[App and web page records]
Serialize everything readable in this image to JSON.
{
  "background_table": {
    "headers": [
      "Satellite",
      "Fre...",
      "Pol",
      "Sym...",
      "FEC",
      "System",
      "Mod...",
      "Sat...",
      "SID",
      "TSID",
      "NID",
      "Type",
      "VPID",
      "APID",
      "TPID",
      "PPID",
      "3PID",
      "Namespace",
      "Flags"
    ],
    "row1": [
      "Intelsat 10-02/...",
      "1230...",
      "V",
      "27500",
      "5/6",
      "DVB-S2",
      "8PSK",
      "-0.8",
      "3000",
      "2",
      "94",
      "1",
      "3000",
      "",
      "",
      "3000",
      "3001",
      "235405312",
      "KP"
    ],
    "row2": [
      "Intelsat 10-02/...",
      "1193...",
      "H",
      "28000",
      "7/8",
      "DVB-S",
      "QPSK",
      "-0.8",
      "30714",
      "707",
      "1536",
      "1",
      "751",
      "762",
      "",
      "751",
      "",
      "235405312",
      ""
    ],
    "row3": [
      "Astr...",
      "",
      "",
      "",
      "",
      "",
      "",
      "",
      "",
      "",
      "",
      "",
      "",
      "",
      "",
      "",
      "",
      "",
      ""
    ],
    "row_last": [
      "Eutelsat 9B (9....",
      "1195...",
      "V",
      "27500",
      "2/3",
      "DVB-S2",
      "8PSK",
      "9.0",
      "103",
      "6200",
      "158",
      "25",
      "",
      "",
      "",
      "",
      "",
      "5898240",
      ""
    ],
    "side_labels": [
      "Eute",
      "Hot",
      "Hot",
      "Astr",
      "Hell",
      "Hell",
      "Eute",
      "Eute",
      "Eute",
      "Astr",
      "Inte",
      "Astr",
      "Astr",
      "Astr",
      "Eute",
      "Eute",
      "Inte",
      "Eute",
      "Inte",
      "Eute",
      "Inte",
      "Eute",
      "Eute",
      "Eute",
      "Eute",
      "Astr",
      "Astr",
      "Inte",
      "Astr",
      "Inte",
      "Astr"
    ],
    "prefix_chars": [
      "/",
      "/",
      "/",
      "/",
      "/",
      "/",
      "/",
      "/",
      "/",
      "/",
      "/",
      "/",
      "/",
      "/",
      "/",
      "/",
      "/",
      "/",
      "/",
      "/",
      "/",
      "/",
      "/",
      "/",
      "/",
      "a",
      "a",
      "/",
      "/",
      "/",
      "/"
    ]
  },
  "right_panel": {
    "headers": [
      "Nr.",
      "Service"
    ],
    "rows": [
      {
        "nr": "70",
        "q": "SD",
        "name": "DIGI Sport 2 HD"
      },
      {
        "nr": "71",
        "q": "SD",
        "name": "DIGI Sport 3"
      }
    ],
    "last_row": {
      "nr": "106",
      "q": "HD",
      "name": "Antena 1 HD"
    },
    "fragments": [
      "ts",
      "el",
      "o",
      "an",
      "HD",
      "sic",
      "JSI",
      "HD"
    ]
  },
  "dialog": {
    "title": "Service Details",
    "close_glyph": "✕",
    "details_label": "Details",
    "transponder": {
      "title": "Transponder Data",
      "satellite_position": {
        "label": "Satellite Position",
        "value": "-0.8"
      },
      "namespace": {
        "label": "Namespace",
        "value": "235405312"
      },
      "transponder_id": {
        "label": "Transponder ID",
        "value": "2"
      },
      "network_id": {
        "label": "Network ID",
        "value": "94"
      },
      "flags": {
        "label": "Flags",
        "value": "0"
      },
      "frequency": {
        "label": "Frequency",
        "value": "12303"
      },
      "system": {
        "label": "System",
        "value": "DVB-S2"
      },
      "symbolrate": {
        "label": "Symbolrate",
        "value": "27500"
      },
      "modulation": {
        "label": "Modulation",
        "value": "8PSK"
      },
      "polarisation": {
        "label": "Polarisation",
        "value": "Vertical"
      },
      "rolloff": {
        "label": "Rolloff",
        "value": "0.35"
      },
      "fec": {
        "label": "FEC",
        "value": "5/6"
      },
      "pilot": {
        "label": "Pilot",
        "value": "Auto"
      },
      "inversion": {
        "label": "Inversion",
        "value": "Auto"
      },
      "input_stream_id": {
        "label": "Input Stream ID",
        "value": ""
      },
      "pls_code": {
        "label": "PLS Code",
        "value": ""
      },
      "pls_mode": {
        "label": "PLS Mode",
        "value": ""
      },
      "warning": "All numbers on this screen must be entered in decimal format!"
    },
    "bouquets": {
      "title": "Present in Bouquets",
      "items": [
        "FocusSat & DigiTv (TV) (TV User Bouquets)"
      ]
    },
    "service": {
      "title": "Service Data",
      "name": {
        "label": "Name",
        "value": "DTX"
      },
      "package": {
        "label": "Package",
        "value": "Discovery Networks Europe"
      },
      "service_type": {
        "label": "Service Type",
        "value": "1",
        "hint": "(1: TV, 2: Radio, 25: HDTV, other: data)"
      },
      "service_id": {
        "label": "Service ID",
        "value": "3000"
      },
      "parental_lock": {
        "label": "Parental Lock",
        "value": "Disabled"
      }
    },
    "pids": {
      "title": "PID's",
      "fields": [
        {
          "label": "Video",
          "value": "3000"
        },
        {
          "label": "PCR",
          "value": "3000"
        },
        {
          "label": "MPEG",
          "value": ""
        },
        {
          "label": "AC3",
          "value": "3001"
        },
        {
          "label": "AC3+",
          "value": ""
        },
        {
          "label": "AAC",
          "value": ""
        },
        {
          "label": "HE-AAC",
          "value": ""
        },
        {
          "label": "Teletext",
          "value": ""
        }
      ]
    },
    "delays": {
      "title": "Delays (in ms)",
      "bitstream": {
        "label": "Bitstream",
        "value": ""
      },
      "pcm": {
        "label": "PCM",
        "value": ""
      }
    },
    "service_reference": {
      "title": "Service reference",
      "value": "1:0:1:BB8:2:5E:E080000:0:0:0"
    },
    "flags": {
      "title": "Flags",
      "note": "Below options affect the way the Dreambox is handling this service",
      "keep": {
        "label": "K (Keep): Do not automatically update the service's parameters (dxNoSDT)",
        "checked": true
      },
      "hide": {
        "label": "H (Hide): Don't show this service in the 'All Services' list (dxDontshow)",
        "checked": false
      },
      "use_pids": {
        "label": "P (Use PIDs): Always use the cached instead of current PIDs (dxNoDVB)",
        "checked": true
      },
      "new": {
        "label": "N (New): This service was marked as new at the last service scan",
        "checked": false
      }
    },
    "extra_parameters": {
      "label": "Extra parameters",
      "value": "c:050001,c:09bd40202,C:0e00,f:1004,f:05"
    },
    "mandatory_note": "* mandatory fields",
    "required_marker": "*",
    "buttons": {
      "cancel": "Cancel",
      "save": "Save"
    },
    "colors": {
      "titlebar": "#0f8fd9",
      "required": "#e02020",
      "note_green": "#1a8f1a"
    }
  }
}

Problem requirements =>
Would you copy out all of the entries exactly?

Result of the task =>
Serialize everything readable in this image to JSON.
{
  "background_table": {
    "headers": [
      "Satellite",
      "Fre...",
      "Pol",
      "Sym...",
      "FEC",
      "System",
      "Mod...",
      "Sat...",
      "SID",
      "TSID",
      "NID",
      "Type",
      "VPID",
      "APID",
      "TPID",
      "PPID",
      "3PID",
      "Namespace",
      "Flags"
    ],
    "row1": [
      "Intelsat 10-02/...",
      "1230...",
      "V",
      "27500",
      "5/6",
      "DVB-S2",
      "8PSK",
      "-0.8",
      "3000",
      "2",
      "94",
      "1",
      "3000",
      "",
      "",
      "3000",
      "3001",
      "235405312",
      "KP"
    ],
    "row2": [
      "Intelsat 10-02/...",
      "1193...",
      "H",
      "28000",
      "7/8",
      "DVB-S",
      "QPSK",
      "-0.8",
      "30714",
      "707",
      "1536",
      "1",
      "751",
      "762",
      "",
      "751",
      "",
      "235405312",
      ""
    ],
    "row3": [
      "Astr...",
      "",
      "",
      "",
      "",
      "",
      "",
      "",
      "",
      "",
      "",
      "",
      "",
      "",
      "",
      "",
      "",
      "",
      ""
    ],
    "row_last": [
      "Eutelsat 9B (9....",
      "1195...",
      "V",
      "27500",
      "2/3",
      "DVB-S2",
      "8PSK",
      "9.0",
      "103",
      "6200",
      "158",
      "25",
      "",
      "",
      "",
      "",
      "",
      "5898240",
      ""
    ],
    "side_labels": [
      "Eute",
      "Hot",
      "Hot",
      "Astr",
      "Hell",
      "Hell",
      "Eute",
      "Eute",
      "Eute",
      "Astr",
      "Inte",
      "Astr",
      "Astr",
      "Astr",
      "Eute",
      "Eute",
      "Inte",
      "Eute",
      "Inte",
      "Eute",
      "Inte",
      "Eute",
      "Eute",
      "Eute",
      "Eute",
      "Astr",
      "Astr",
      "Inte",
      "Astr",
      "Inte",
      "Astr"
    ],
    "prefix_chars": [
      "/",
      "/",
      "/",
      "/",
      "/",
      "/",
      "/",
      "/",
      "/",
      "/",
      "/",
      "/",
      "/",
      "/",
      "/",
      "/",
      "/",
      "/",
      "/",
      "/",
      "/",
      "/",
      "/",
      "/",
      "/",
      "a",
      "a",
      "/",
      "/",
      "/",
      "/"
    ]
  },
  "right_panel": {
    "headers": [
      "Nr.",
      "Service"
    ],
    "rows": [
      {
        "nr": "70",
        "q": "SD",
        "name": "DIGI Sport 2 HD"
      },
      {
        "nr": "71",
        "q": "SD",
        "name": "DIGI Sport 3"
      }
    ],
    "last_row": {
      "nr": "106",
      "q": "HD",
      "name": "Antena 1 HD"
    },
    "fragments": [
      "ts",
      "el",
      "o",
      "an",
      "HD",
      "sic",
      "JSI",
      "HD"
    ]
  },
  "dialog": {
    "title": "Service Details",
    "close_glyph": "✕",
    "details_label": "Details",
    "transponder": {
      "title": "Transponder Data",
      "satellite_position": {
        "label": "Satellite Position",
        "value": "-0.8"
      },
      "namespace": {
        "label": "Namespace",
        "value": "235405312"
      },
      "transponder_id": {
        "label": "Transponder ID",
        "value": "2"
      },
      "network_id": {
        "label": "Network ID",
        "value": "94"
      },
      "flags": {
        "label": "Flags",
        "value": "0"
      },
      "frequency": {
        "label": "Frequency",
        "value": "12303"
      },
      "system": {
        "label": "System",
        "value": "DVB-S2"
      },
      "symbolrate": {
        "label": "Symbolrate",
        "value": "27500"
      },
      "modulation": {
        "label": "Modulation",
        "value": "8PSK"
      },
      "polarisation": {
        "label": "Polarisation",
        "value": "Vertical"
      },
      "rolloff": {
        "label": "Rolloff",
        "value": "0.35"
      },
      "fec": {
        "label": "FEC",
        "value": "5/6"
      },
      "pilot": {
        "label": "Pilot",
        "value": "Auto"
      },
      "inversion": {
        "label": "Inversion",
        "value": "Auto"
      },
      "input_stream_id": {
        "label": "Input Stream ID",
        "value": ""
      },
      "pls_code": {
        "label": "PLS Code",
        "value": ""
      },
      "pls_mode": {
        "label": "PLS Mode",
        "value": ""
      },
      "warning": "All numbers on this screen must be entered in decimal format!"
    },
    "bouquets": {
      "title": "Present in Bouquets",
      "items": [
        "FocusSat & DigiTv (TV) (TV User Bouquets)"
      ]
    },
    "service": {
      "title": "Service Data",
      "name": {
        "label": "Name",
        "value": "DTX"
      },
      "package": {
        "label": "Package",
        "value": "Discovery Networks Europe"
      },
      "service_type": {
        "label": "Service Type",
        "value": "1",
        "hint": "(1: TV, 2: Radio, 25: HDTV, other: data)"
      },
      "service_id": {
        "label": "Service ID",
        "value": "3000"
      },
      "parental_lock": {
        "label": "Parental Lock",
        "value": "Disabled"
      }
    },
    "pids": {
      "title": "PID's",
      "fields": [
        {
          "label": "Video",
          "value": "3000"
        },
        {
          "label": "PCR",
          "value": "3000"
        },
        {
          "label": "MPEG",
          "value": ""
        },
        {
          "label": "AC3",
          "value": "3001"
        },
        {
          "label": "AC3+",
          "value": ""
        },
        {
          "label": "AAC",
          "value": ""
        },
        {
          "label": "HE-AAC",
          "value": ""
        },
        {
          "label": "Teletext",
          "value": ""
        }
      ]
    },
    "delays": {
      "title": "Delays (in ms)",
      "bitstream": {
        "label": "Bitstream",
        "value": ""
      },
      "pcm": {
        "label": "PCM",
        "value": ""
      }
    },
    "service_reference": {
      "title": "Service reference",
      "value": "1:0:1:BB8:2:5E:E080000:0:0:0"
    },
    "flags": {
      "title": "Flags",
      "note": "Below options affect the way the Dreambox is handling this service",
      "keep": {
        "label": "K (Keep): Do not automatically update the service's parameters (dxNoSDT)",
        "checked": true
      },
      "hide": {
        "label": "H (Hide): Don't show this service in the 'All Services' list (dxDontshow)",
        "checked": false
      },
      "use_pids": {
        "label": "P (Use PIDs): Always use the cached instead of current PIDs (dxNoDVB)",
        "checked": true
      },
      "new": {
        "label": "N (New): This service was marked as new at the last service scan",
        "checked": false
      }
    },
    "extra_parameters": {
      "label": "Extra parameters",
      "value": "c:050001,c:09bd40202,C:0e00,f:1004,f:05"
    },
    "mandatory_note": "* mandatory fields",
    "required_marker": "*",
    "buttons": {
      "cancel": "Cancel",
      "save": "Save"
    },
    "colors": {
      "titlebar": "#0f8fd9",
      "required": "#e02020",
      "note_green": "#1a8f1a"
    }
  }
}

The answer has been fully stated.